## EXERCISE REQUIREMENTS:
Write out every line of the data below exactly as given.
INFORMATION GIVEN section start
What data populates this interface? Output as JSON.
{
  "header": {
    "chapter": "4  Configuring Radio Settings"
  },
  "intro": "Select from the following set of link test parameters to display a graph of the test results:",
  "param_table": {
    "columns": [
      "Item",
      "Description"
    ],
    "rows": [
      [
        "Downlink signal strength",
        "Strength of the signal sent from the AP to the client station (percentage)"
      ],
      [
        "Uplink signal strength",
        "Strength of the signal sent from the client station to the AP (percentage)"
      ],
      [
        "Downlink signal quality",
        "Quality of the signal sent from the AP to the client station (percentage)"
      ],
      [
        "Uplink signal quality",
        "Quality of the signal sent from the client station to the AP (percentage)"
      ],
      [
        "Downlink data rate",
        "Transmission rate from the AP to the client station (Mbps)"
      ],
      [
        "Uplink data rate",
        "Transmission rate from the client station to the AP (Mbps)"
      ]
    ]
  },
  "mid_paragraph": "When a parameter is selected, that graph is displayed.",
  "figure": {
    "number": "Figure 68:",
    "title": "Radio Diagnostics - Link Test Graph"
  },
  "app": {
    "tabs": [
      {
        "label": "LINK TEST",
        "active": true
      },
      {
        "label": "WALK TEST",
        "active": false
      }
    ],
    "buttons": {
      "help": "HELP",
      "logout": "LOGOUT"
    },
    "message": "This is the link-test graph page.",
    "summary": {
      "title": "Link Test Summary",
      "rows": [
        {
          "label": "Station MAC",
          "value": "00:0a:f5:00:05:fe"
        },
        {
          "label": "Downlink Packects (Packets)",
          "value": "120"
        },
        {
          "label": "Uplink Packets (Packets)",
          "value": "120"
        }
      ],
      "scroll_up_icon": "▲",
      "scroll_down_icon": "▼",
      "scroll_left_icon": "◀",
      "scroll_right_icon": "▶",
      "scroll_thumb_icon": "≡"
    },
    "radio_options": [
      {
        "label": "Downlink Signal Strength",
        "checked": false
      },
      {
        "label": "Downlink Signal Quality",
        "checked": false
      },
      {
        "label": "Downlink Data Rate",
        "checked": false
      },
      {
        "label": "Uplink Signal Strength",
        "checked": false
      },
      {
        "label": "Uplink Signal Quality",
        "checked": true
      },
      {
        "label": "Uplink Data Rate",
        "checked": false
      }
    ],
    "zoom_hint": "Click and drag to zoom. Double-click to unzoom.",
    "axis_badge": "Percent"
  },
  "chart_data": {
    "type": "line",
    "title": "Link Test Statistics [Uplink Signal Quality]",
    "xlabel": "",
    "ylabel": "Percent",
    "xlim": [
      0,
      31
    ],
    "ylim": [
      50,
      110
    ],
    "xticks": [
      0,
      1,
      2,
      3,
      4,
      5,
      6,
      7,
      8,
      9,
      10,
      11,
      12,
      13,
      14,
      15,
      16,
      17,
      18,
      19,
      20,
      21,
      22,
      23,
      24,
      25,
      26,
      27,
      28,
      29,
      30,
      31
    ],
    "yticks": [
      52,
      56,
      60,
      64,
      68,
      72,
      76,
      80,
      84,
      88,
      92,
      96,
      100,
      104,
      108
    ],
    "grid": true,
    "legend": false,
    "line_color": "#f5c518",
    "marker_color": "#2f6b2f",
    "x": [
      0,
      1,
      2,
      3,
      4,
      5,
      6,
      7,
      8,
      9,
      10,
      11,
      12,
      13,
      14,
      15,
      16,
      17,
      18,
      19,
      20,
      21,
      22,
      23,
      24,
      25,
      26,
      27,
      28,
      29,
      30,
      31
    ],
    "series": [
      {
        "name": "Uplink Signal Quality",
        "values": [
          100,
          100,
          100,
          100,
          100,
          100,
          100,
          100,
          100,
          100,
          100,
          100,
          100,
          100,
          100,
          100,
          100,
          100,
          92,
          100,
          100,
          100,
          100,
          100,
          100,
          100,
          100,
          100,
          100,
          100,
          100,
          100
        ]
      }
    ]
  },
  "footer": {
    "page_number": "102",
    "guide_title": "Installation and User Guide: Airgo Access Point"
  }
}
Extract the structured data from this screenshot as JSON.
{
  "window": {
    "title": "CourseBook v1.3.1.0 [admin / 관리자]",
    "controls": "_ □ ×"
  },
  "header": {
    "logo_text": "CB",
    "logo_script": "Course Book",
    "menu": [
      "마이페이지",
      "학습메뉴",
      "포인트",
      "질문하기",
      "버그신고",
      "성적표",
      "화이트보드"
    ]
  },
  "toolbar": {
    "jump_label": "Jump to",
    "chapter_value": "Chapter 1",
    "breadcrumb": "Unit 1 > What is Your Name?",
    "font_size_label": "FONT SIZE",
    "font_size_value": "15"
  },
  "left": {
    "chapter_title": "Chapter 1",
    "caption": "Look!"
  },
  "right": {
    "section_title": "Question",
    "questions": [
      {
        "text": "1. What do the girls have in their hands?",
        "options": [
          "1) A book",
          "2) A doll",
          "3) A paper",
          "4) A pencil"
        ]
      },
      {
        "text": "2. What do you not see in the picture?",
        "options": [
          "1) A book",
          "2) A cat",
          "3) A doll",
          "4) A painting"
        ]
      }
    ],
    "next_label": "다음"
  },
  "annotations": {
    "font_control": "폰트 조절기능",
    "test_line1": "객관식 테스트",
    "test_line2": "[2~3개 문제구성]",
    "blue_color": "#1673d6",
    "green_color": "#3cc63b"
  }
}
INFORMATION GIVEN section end
## RESPONSE:
What data populates this interface? Output as JSON.
{
  "header": {
    "chapter": "4  Configuring Radio Settings"
  },
  "intro": "Select from the following set of link test parameters to display a graph of the test results:",
  "param_table": {
    "columns": [
      "Item",
      "Description"
    ],
    "rows": [
      [
        "Downlink signal strength",
        "Strength of the signal sent from the AP to the client station (percentage)"
      ],
      [
        "Uplink signal strength",
        "Strength of the signal sent from the client station to the AP (percentage)"
      ],
      [
        "Downlink signal quality",
        "Quality of the signal sent from the AP to the client station (percentage)"
      ],
      [
        "Uplink signal quality",
        "Quality of the signal sent from the client station to the AP (percentage)"
      ],
      [
        "Downlink data rate",
        "Transmission rate from the AP to the client station (Mbps)"
      ],
      [
        "Uplink data rate",
        "Transmission rate from the client station to the AP (Mbps)"
      ]
    ]
  },
  "mid_paragraph": "When a parameter is selected, that graph is displayed.",
  "figure": {
    "number": "Figure 68:",
    "title": "Radio Diagnostics - Link Test Graph"
  },
  "app": {
    "tabs": [
      {
        "label": "LINK TEST",
        "active": true
      },
      {
        "label": "WALK TEST",
        "active": false
      }
    ],
    "buttons": {
      "help": "HELP",
      "logout": "LOGOUT"
    },
    "message": "This is the link-test graph page.",
    "summary": {
      "title": "Link Test Summary",
      "rows": [
        {
          "label": "Station MAC",
          "value": "00:0a:f5:00:05:fe"
        },
        {
          "label": "Downlink Packects (Packets)",
          "value": "120"
        },
        {
          "label": "Uplink Packets (Packets)",
          "value": "120"
        }
      ],
      "scroll_up_icon": "▲",
      "scroll_down_icon": "▼",
      "scroll_left_icon": "◀",
      "scroll_right_icon": "▶",
      "scroll_thumb_icon": "≡"
    },
    "radio_options": [
      {
        "label": "Downlink Signal Strength",
        "checked": false
      },
      {
        "label": "Downlink Signal Quality",
        "checked": false
      },
      {
        "label": "Downlink Data Rate",
        "checked": false
      },
      {
        "label": "Uplink Signal Strength",
        "checked": false
      },
      {
        "label": "Uplink Signal Quality",
        "checked": true
      },
      {
        "label": "Uplink Data Rate",
        "checked": false
      }
    ],
    "zoom_hint": "Click and drag to zoom. Double-click to unzoom.",
    "axis_badge": "Percent"
  },
  "chart_data": {
    "type": "line",
    "title": "Link Test Statistics [Uplink Signal Quality]",
    "xlabel": "",
    "ylabel": "Percent",
    "xlim": [
      0,
      31
    ],
    "ylim": [
      50,
      110
    ],
    "xticks": [
      0,
      1,
      2,
      3,
      4,
      5,
      6,
      7,
      8,
      9,
      10,
      11,
      12,
      13,
      14,
      15,
      16,
      17,
      18,
      19,
      20,
      21,
      22,
      23,
      24,
      25,
      26,
      27,
      28,
      29,
      30,
      31
    ],
    "yticks": [
      52,
      56,
      60,
      64,
      68,
      72,
      76,
      80,
      84,
      88,
      92,
      96,
      100,
      104,
      108
    ],
    "grid": true,
    "legend": false,
    "line_color": "#f5c518",
    "marker_color": "#2f6b2f",
    "x": [
      0,
      1,
      2,
      3,
      4,
      5,
      6,
      7,
      8,
      9,
      10,
      11,
      12,
      13,
      14,
      15,
      16,
      17,
      18,
      19,
      20,
      21,
      22,
      23,
      24,
      25,
      26,
      27,
      28,
      29,
      30,
      31
    ],
    "series": [
      {
        "name": "Uplink Signal Quality",
        "values": [
          100,
          100,
          100,
          100,
          100,
          100,
          100,
          100,
          100,
          100,
          100,
          100,
          100,
          100,
          100,
          100,
          100,
          100,
          92,
          100,
          100,
          100,
          100,
          100,
          100,
          100,
          100,
          100,
          100,
          100,
          100,
          100
        ]
      }
    ]
  },
  "footer": {
    "page_number": "102",
    "guide_title": "Installation and User Guide: Airgo Access Point"
  }
}
Extract the structured data from this screenshot as JSON.
{
  "window": {
    "title": "CourseBook v1.3.1.0 [admin / 관리자]",
    "controls": "_ □ ×"
  },
  "header": {
    "logo_text": "CB",
    "logo_script": "Course Book",
    "menu": [
      "마이페이지",
      "학습메뉴",
      "포인트",
      "질문하기",
      "버그신고",
      "성적표",
      "화이트보드"
    ]
  },
  "toolbar": {
    "jump_label": "Jump to",
    "chapter_value": "Chapter 1",
    "breadcrumb": "Unit 1 > What is Your Name?",
    "font_size_label": "FONT SIZE",
    "font_size_value": "15"
  },
  "left": {
    "chapter_title": "Chapter 1",
    "caption": "Look!"
  },
  "right": {
    "section_title": "Question",
    "questions": [
      {
        "text": "1. What do the girls have in their hands?",
        "options": [
          "1) A book",
          "2) A doll",
          "3) A paper",
          "4) A pencil"
        ]
      },
      {
        "text": "2. What do you not see in the picture?",
        "options": [
          "1) A book",
          "2) A cat",
          "3) A doll",
          "4) A painting"
        ]
      }
    ],
    "next_label": "다음"
  },
  "annotations": {
    "font_control": "폰트 조절기능",
    "test_line1": "객관식 테스트",
    "test_line2": "[2~3개 문제구성]",
    "blue_color": "#1673d6",
    "green_color": "#3cc63b"
  }
}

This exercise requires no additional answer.